infection of pepper fruit in various physical environments Proc. Okla. Acad. Sci. 75 1 5 Bosland, P.W. Lindsey, D.L. 1991 A seedling screen for Phytophthora root rot of pepper, Capsicum annuum Plant Dis. 75 1048
Red pepper ( Capsicum annuum L.), which is used as a pungent spice in foods and food products for flavoring and coloring, is one of the most widely consumed vegetables in the world ( Garces-Claver et al., 2007 ). In South Korea, dried red pepper
annuum L. cv. Cheonyang) were first surface-sterilized with 70% ethanol for 1 min followed by 4% (v/v) sodium hypochlorite for 20 min and the seeds were thoroughly washed with sterile distilled water. The capsicum seeds were germinated on Whatman No. 1
Sweet cultivars of Capsicum annuum L. are widely cultivated throughout the world because of their nutritional value, flavor, and color. However, bell peppers are susceptible to chilling injury (CI) below 7 °C ( Paull, 1990 ) depending on

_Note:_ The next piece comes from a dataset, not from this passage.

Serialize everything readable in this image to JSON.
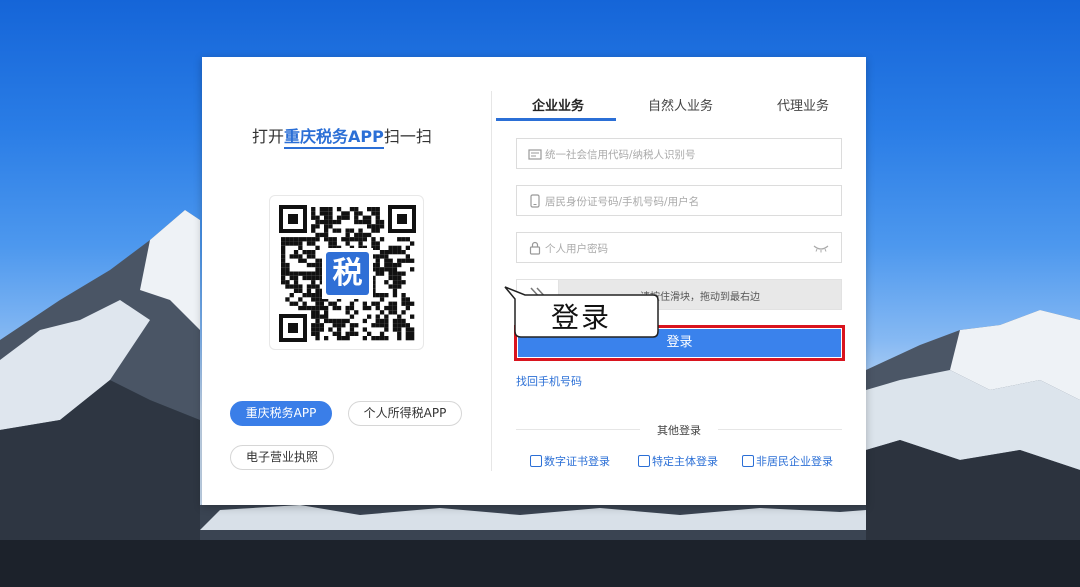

capsici (race PWB24) inoculated leaves in Capsicum annuum at 4, 24, and 72 h. ( A ) resistant landrace Criollo de Morelos 334 (CM334); ( B ) susceptible cultivar NMH6-4. Gene expression changes in response to P. capsici challenge. Factorial ANOVA and LS
controlling soil moisture-based irrigation in field-grown vegetables HortScience 48 S45 abstr. Diaz-Perez, J.C. 2010 Bell pepper ( Capsicum annuum L.) grown on plastic film mulches: Effects on crop microenvironment, physiological attributes, and fruit yield
identify physiological races of P. capsici for phytophthora root rot and phytophthora foliar blight syndromes in pepper using a set of different cultivars of Capsicum annuum as host differentials. Phytophthora capsici is a heterothallic species with
Capsicum annuum , a vegetable crop of international importance, has rich genetic diversity for fruit traits. Much of this diversity has been exploited to develop sweet, blocky peppers that are most popular in commercial production and typically
Two studies were performed to evaluate techniques for screening verticillium wilt of Capsicum annuum L. The first study tested inoculation methods. The original method involved mixing the inoculum with planting medium in a cement mixer for 1 h. Seeds then were planted in the infested medium. In the new technique, inoculum is poured directly into the row, and seeds are placed directly on top of the inoculum. Inoculum levels of 2000 and 1000 mcrosclerotia/g of soil were tested in the new “in-row” method. The disease severity of the “in-row” plants was significantly less than the plants inoculated by the original method. A significant difference remained between resistant and susceptible lines. There was no difference between inoculum levels. The second study compared three commercial planting media to the standard soil used in previous screenings. Disease severity did not differ among media, and all media showed significant differences between resistant and susceptible C. annuum lines.
Inheritance of 10 quantitative traits related to plant and fruit development was studied in an intraspecific cross between a bell-type `Maor' [Capsicum annuum L. var. annuum (Grossum Group) `Maor'] and a small-fruited pungent chilli line `Perennial' [C. annuum var. annuum (Longum Group) `Perennial']. Estimates of broad- and narrow-sense heritabilities, coefficients of genetic variance, and genotypic correlations were obtained from the segregation of 120 F3 families in 2 years. Three of the traits analyzed, days to first ripened fruit, plant height, and pedicel length, exhibited heterosis and transgressive segregation. Days to first ripened fruit and total soluble solids had low narrow-sense heritabilities. The other traits studied had moderate to high narrow-sense heritability estimates. Most of the genetic variation associated with traits that affect the size of the fruit and its shape was additive. The highest genetic correlation coefficients among pairs of traits were found between fruit weight and each of the three width characters: fruit diameter, pericarp thickness, and pedicel diameter. In contrast, fruit weight had a low correlation coefficient with fruit length, indicating that the size of the pepper fruit in this cross was determined primarily by its width.